Forget what you've seen in the movies and on TV; most of the newborn babies you see on the screen are a few weeks old, plump and gorgeous. In reality babies look their least lovely in the moments after their birth.
Newborn babies can look strangely wizened and wrinkled with shrivelled limbs, which have of course been cramped up for several months and need time to get accustomed to freedom.
She or he will be wet from amniotic fluid, which is colourless, but she may well also be covered in blood picked up from your episiotomy or tear as she passed through the lower end of your birth canal.
Caesarean babies will be covered in your blood but don't panic, it's not hers. There may also be a bit of vernix, especially in the folds of her skin. This greasy, white substance protects and lubricates your baby's skin inside the womb from about 19 weeks.
Usually babies born before their due date will have more vernix, whereas babies born a little late will have less and will have drier skin.
Your baby may have patches of fine downy hair, also known as lanugo, which covered her inside the womb. This will be more noticeable on dark haired babies and is usually seen more on the shoulders, back and sometimes ears and forehead.
This hair rubs off in a few days and it does not signify that she will be a particularly hairy person.
The moment your baby enters the world she may be a little purple as she has yet to breathe properly. Once those first all-important breaths are taken her colour will change quickly to red.

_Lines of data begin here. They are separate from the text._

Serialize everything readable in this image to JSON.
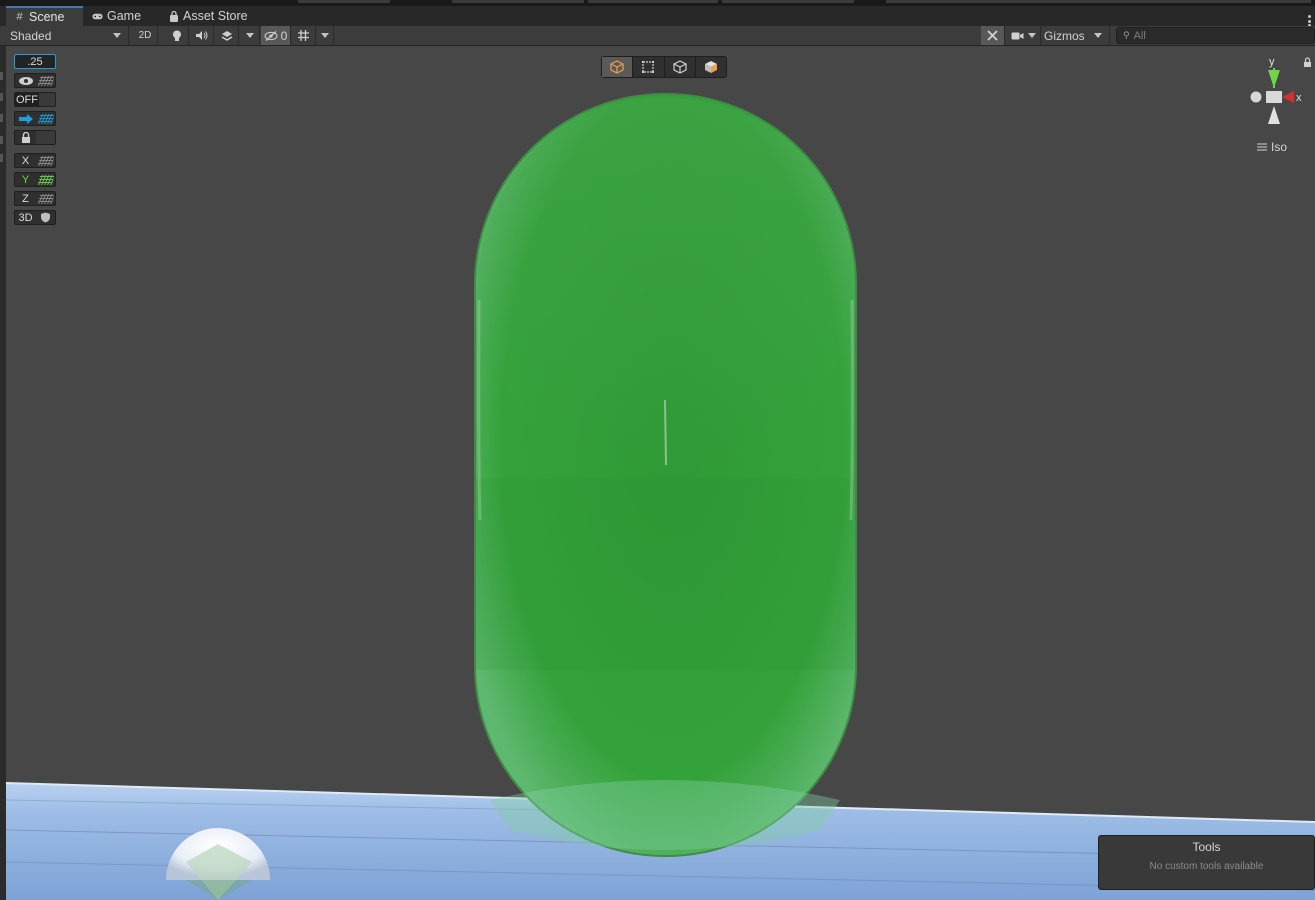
{
  "tabs": [
    {
      "label": "Scene",
      "icon": "scene-grid-icon",
      "active": true
    },
    {
      "label": "Game",
      "icon": "gamepad-icon",
      "active": false
    },
    {
      "label": "Asset Store",
      "icon": "bag-icon",
      "active": false
    }
  ],
  "toolbar": {
    "draw_mode": "Shaded",
    "mode_2d": "2D",
    "hidden_count": "0",
    "gizmos_label": "Gizmos",
    "search_placeholder": "All"
  },
  "overlay": {
    "snap_value": ".25",
    "grid_off_label": "OFF",
    "axis_x": "X",
    "axis_y": "Y",
    "axis_z": "Z",
    "mode_3d": "3D"
  },
  "gizmo": {
    "y_label": "y",
    "x_label": "x",
    "projection": "Iso"
  },
  "tools_panel": {
    "title": "Tools",
    "message": "No custom tools available"
  },
  "colors": {
    "capsule_green": "#34a23a",
    "ground_blue": "#93b6e3",
    "accent_blue": "#3a79bb",
    "snap_blue": "#1aa0e0",
    "axis_y_green": "#6fd44a",
    "axis_x_red": "#d23030"
  }
}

If your baby is born vaginally, you may be a little alarmed by the shape of her head. This may seem large in proportion with the rest of her body (it will be a quarter of her overall length) and it may be a slightly strange shape as it has been squeezed during her passage through the birth canal.
If ventouse (vacuum extraction) was used during the birth the baby is likely to have a pointed head, others are born with a flat shaped head or even what looks like a lop-sided one, but all these will settle into a regular shape within about two weeks.
Newborn babies also often squint during the first 12 weeks but as their vision develops this should disappear.
The pressure of the birth may also make your baby's eyelids puffy or marked with red patches - again this will soon settle.
While some babies are born with lots of hair, others are born bald; the colour and quantity of hair has no bearing at all on future hair growth and colour.
Some babies have tiny white spots on the face when they are born, known as milia, which is caused by blocked oil glands, which should fade after a few days.
Meanwhile, the umbilical cord stump can also look a little strange as it will have been clamped after the birth, but in about a week the 2-3cm stump will shrivel up, turn black and drop off, leaving behind your baby’s tummy button.
A pregnant woman's hormones can also have an effect on a newborn baby in that their genitals may seem large in relation to the rest of their body or can make the breast of both girl and boy babies appear swollen.
Occasionally a baby’s nipples may discharge a little milk, which again is due to the mother’s hormones. A baby girl may also have a slight vaginal discharge; all of these features will settle within a week or two.
You’ll be surprised how, in just a few days, your baby will fatten up, smooth out and look very different. In fact, she’ll be picture perfect!